Produce Grower Looks Forward to Better Season
Dale Jefferies is spending a lot of this week in his orchard just north of Springfield. He's pruning and trimming the peach trees, which actually reduces how many will grow.
"The ones that show the little growth are the flower buds," Jeffries said. "There's a double there, two, four, six, eight, 10, 12, 14, 16, 17, 19, like 25 flowers on that one branch. The framework of the tree wouldn't support that kind of a crop. And to make a nice-sized peach, ideally, the peaches should be about 9 inches apart."
That's just part of what makes these peaches stand out from their competition flown in from elsewhere.
"They can try all they want to make a decent peach in California," Jefferies said. "But they can't beat anything that you let ripen on the trees."
This time of year means he's closer to being able to open his store and get some income rolling back in.
"Nothing going on now, and it's tougher since we had a blank last year," Jefferies said. "We didn't have any. The apples and peaches both froze, the biggest part of the strawberries, and no blueberries. Last year was a tough one."
He's hoping 2013 will be a little better on the trees.
"That should've been only a once in a lifetime," Jefferies said. "I think, I hope."
So far, the asparagus hasn't poked out yet, and the blueberry bushes aren't taking off yet, but things are looking up.
"We're off to a good start," Jeffries said. "There's a big bloom on. That doesn't necessarily mean there's a big crop, just a good start. We're still at least 10 days from having any amount of asparagus. The rhubarb isn't even showing yet, you can't see any indication of growth, but I think when it does, when the weather does break, it'll be here all at one time."
That does mean plenty of work pruning. Luckily, he's got a hydro ladder, and he doesn't know what he would do without it.

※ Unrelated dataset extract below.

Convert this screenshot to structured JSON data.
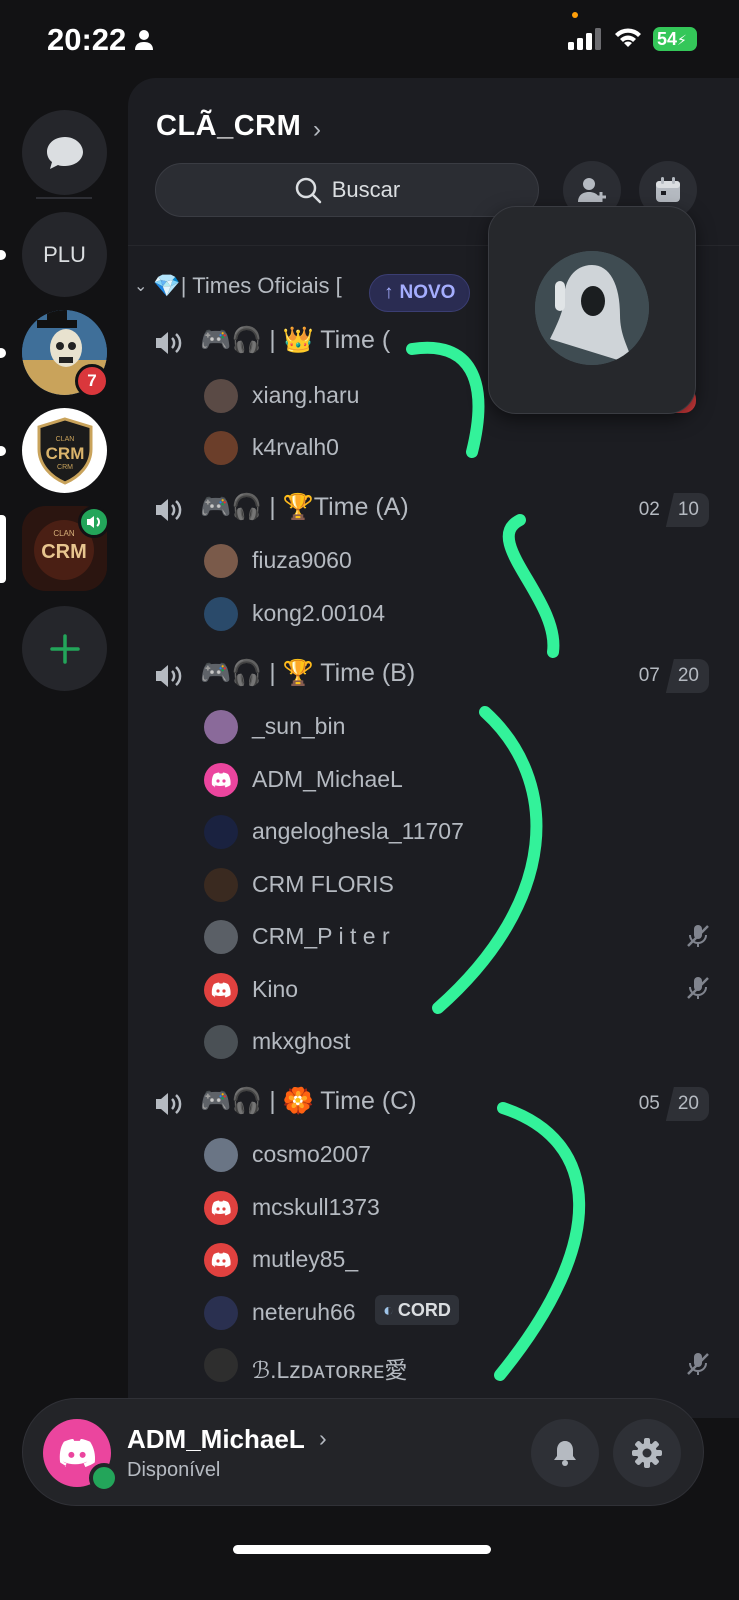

"It'd be all ladder work," Jefferies said. "If I didn't have that one I'd find another one."
Reporting in Sangamon County, Mike Brooks, ABC NewsChannel 20.